> **Aim of the exercise**:
Reproduce the records below; each should match the original exactly.

[Data about app and page elements]
^^^^^^^^
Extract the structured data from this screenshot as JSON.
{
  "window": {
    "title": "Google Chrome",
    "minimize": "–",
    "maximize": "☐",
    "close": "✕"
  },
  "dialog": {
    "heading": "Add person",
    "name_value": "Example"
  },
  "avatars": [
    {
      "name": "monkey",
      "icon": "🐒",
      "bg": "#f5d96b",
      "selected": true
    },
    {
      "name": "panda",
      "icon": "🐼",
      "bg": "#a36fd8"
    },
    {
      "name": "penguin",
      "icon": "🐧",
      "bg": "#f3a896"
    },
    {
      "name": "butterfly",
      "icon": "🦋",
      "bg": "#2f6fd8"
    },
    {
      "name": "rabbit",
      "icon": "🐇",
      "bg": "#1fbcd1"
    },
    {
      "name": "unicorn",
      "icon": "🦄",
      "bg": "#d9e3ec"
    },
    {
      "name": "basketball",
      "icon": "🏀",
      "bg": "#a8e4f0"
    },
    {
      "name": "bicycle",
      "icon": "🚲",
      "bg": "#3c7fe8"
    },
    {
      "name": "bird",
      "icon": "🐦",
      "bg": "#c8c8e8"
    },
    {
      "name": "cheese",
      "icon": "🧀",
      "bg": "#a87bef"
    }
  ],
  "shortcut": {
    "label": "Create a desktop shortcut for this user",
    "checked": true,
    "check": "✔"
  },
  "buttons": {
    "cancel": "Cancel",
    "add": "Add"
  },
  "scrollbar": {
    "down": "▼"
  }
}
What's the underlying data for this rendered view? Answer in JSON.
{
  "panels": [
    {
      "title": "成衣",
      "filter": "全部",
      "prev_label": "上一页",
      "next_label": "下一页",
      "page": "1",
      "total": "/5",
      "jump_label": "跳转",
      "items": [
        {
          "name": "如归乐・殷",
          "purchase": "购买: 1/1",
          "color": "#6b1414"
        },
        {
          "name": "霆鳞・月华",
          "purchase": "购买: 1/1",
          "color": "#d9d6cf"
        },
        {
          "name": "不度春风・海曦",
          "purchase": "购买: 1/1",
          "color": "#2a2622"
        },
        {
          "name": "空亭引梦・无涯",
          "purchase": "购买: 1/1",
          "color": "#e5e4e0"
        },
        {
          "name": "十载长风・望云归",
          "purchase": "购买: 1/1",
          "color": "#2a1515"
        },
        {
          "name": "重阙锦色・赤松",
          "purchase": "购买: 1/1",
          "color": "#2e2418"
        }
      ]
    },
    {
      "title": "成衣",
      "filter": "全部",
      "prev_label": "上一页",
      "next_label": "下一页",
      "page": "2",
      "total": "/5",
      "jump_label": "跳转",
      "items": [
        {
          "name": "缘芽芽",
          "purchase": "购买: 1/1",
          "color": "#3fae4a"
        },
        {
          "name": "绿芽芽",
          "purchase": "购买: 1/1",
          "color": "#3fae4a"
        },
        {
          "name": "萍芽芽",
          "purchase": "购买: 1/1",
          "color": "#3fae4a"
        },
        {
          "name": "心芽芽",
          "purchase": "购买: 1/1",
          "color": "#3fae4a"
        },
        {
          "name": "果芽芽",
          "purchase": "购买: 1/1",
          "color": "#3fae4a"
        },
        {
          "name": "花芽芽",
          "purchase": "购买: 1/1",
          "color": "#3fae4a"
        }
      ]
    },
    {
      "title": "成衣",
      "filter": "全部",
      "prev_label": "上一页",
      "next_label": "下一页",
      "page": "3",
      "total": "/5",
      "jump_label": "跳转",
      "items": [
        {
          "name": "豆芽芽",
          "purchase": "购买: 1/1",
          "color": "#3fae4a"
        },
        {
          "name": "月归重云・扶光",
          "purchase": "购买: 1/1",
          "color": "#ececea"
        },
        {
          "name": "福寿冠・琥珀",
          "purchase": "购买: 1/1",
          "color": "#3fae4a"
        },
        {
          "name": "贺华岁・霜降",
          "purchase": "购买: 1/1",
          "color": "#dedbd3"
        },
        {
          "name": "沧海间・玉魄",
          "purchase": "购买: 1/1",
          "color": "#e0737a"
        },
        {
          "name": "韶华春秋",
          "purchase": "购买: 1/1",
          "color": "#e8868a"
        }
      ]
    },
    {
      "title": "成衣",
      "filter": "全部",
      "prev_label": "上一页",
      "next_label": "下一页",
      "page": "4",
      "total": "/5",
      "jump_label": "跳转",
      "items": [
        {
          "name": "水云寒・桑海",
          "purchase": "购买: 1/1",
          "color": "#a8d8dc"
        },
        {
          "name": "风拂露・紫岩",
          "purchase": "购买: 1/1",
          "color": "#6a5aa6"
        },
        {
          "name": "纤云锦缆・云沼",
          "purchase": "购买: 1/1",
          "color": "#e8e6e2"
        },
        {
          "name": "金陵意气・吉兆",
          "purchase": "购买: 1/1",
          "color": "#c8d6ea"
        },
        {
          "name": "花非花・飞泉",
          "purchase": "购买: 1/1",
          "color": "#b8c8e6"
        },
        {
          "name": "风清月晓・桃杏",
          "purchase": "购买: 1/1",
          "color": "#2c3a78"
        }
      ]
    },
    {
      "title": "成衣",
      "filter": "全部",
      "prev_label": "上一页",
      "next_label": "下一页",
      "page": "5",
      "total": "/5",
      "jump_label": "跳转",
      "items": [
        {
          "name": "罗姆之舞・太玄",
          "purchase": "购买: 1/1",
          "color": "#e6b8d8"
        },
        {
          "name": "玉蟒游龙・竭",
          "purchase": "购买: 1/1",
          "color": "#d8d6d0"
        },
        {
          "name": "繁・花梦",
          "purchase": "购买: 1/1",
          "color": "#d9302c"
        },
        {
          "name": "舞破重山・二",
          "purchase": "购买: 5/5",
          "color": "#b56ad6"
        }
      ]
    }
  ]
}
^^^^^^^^
> **Written answer**:
Extract the structured data from this screenshot as JSON.
{
  "window": {
    "title": "Google Chrome",
    "minimize": "–",
    "maximize": "☐",
    "close": "✕"
  },
  "dialog": {
    "heading": "Add person",
    "name_value": "Example"
  },
  "avatars": [
    {
      "name": "monkey",
      "icon": "🐒",
      "bg": "#f5d96b",
      "selected": true
    },
    {
      "name": "panda",
      "icon": "🐼",
      "bg": "#a36fd8"
    },
    {
      "name": "penguin",
      "icon": "🐧",
      "bg": "#f3a896"
    },
    {
      "name": "butterfly",
      "icon": "🦋",
      "bg": "#2f6fd8"
    },
    {
      "name": "rabbit",
      "icon": "🐇",
      "bg": "#1fbcd1"
    },
    {
      "name": "unicorn",
      "icon": "🦄",
      "bg": "#d9e3ec"
    },
    {
      "name": "basketball",
      "icon": "🏀",
      "bg": "#a8e4f0"
    },
    {
      "name": "bicycle",
      "icon": "🚲",
      "bg": "#3c7fe8"
    },
    {
      "name": "bird",
      "icon": "🐦",
      "bg": "#c8c8e8"
    },
    {
      "name": "cheese",
      "icon": "🧀",
      "bg": "#a87bef"
    }
  ],
  "shortcut": {
    "label": "Create a desktop shortcut for this user",
    "checked": true,
    "check": "✔"
  },
  "buttons": {
    "cancel": "Cancel",
    "add": "Add"
  },
  "scrollbar": {
    "down": "▼"
  }
}
What's the underlying data for this rendered view? Answer in JSON.
{
  "panels": [
    {
      "title": "成衣",
      "filter": "全部",
      "prev_label": "上一页",
      "next_label": "下一页",
      "page": "1",
      "total": "/5",
      "jump_label": "跳转",
      "items": [
        {
          "name": "如归乐・殷",
          "purchase": "购买: 1/1",
          "color": "#6b1414"
        },
        {
          "name": "霆鳞・月华",
          "purchase": "购买: 1/1",
          "color": "#d9d6cf"
        },
        {
          "name": "不度春风・海曦",
          "purchase": "购买: 1/1",
          "color": "#2a2622"
        },
        {
          "name": "空亭引梦・无涯",
          "purchase": "购买: 1/1",
          "color": "#e5e4e0"
        },
        {
          "name": "十载长风・望云归",
          "purchase": "购买: 1/1",
          "color": "#2a1515"
        },
        {
          "name": "重阙锦色・赤松",
          "purchase": "购买: 1/1",
          "color": "#2e2418"
        }
      ]
    },
    {
      "title": "成衣",
      "filter": "全部",
      "prev_label": "上一页",
      "next_label": "下一页",
      "page": "2",
      "total": "/5",
      "jump_label": "跳转",
      "items": [
        {
          "name": "缘芽芽",
          "purchase": "购买: 1/1",
          "color": "#3fae4a"
        },
        {
          "name": "绿芽芽",
          "purchase": "购买: 1/1",
          "color": "#3fae4a"
        },
        {
          "name": "萍芽芽",
          "purchase": "购买: 1/1",
          "color": "#3fae4a"
        },
        {
          "name": "心芽芽",
          "purchase": "购买: 1/1",
          "color": "#3fae4a"
        },
        {
          "name": "果芽芽",
          "purchase": "购买: 1/1",
          "color": "#3fae4a"
        },
        {
          "name": "花芽芽",
          "purchase": "购买: 1/1",
          "color": "#3fae4a"
        }
      ]
    },
    {
      "title": "成衣",
      "filter": "全部",
      "prev_label": "上一页",
      "next_label": "下一页",
      "page": "3",
      "total": "/5",
      "jump_label": "跳转",
      "items": [
        {
          "name": "豆芽芽",
          "purchase": "购买: 1/1",
          "color": "#3fae4a"
        },
        {
          "name": "月归重云・扶光",
          "purchase": "购买: 1/1",
          "color": "#ececea"
        },
        {
          "name": "福寿冠・琥珀",
          "purchase": "购买: 1/1",
          "color": "#3fae4a"
        },
        {
          "name": "贺华岁・霜降",
          "purchase": "购买: 1/1",
          "color": "#dedbd3"
        },
        {
          "name": "沧海间・玉魄",
          "purchase": "购买: 1/1",
          "color": "#e0737a"
        },
        {
          "name": "韶华春秋",
          "purchase": "购买: 1/1",
          "color": "#e8868a"
        }
      ]
    },
    {
      "title": "成衣",
      "filter": "全部",
      "prev_label": "上一页",
      "next_label": "下一页",
      "page": "4",
      "total": "/5",
      "jump_label": "跳转",
      "items": [
        {
          "name": "水云寒・桑海",
          "purchase": "购买: 1/1",
          "color": "#a8d8dc"
        },
        {
          "name": "风拂露・紫岩",
          "purchase": "购买: 1/1",
          "color": "#6a5aa6"
        },
        {
          "name": "纤云锦缆・云沼",
          "purchase": "购买: 1/1",
          "color": "#e8e6e2"
        },
        {
          "name": "金陵意气・吉兆",
          "purchase": "购买: 1/1",
          "color": "#c8d6ea"
        },
        {
          "name": "花非花・飞泉",
          "purchase": "购买: 1/1",
          "color": "#b8c8e6"
        },
        {
          "name": "风清月晓・桃杏",
          "purchase": "购买: 1/1",
          "color": "#2c3a78"
        }
      ]
    },
    {
      "title": "成衣",
      "filter": "全部",
      "prev_label": "上一页",
      "next_label": "下一页",
      "page": "5",
      "total": "/5",
      "jump_label": "跳转",
      "items": [
        {
          "name": "罗姆之舞・太玄",
          "purchase": "购买: 1/1",
          "color": "#e6b8d8"
        },
        {
          "name": "玉蟒游龙・竭",
          "purchase": "购买: 1/1",
          "color": "#d8d6d0"
        },
        {
          "name": "繁・花梦",
          "purchase": "购买: 1/1",
          "color": "#d9302c"
        },
        {
          "name": "舞破重山・二",
          "purchase": "购买: 5/5",
          "color": "#b56ad6"
        }
      ]
    }
  ]
}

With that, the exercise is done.